__Records supplied__:
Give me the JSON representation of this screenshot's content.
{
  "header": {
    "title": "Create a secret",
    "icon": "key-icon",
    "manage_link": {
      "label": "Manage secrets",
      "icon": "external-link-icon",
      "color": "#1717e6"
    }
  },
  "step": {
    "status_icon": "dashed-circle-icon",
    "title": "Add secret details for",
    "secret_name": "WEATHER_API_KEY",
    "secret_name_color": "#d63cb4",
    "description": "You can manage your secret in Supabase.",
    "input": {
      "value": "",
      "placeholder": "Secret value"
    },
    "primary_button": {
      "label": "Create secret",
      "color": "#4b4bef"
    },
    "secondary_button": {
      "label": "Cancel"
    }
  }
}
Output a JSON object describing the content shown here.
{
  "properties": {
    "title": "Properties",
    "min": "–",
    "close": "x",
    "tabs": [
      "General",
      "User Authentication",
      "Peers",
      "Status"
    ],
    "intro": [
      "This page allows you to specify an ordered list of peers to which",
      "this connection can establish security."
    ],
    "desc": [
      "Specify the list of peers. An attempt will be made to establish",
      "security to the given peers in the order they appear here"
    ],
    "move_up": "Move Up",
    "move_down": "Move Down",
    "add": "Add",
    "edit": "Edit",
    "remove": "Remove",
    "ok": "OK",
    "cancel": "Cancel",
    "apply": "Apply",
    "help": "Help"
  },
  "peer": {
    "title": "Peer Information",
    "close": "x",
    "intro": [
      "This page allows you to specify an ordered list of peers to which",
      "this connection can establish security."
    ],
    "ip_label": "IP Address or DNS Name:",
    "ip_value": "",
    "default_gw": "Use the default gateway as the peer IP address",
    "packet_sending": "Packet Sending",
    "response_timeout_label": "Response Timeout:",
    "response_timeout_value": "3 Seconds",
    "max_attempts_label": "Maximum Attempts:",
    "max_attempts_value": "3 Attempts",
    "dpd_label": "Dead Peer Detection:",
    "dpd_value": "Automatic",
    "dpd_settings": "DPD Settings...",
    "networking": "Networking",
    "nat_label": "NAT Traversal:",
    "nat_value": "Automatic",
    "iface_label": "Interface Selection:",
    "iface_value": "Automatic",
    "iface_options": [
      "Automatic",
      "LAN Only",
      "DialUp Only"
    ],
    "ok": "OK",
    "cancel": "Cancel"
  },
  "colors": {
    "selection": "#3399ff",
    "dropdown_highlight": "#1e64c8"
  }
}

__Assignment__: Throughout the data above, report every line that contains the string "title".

__Exercise response__:
    "title": "Create a secret",
    "title": "Add secret details for",
    "title": "Properties",
    "title": "Peer Information",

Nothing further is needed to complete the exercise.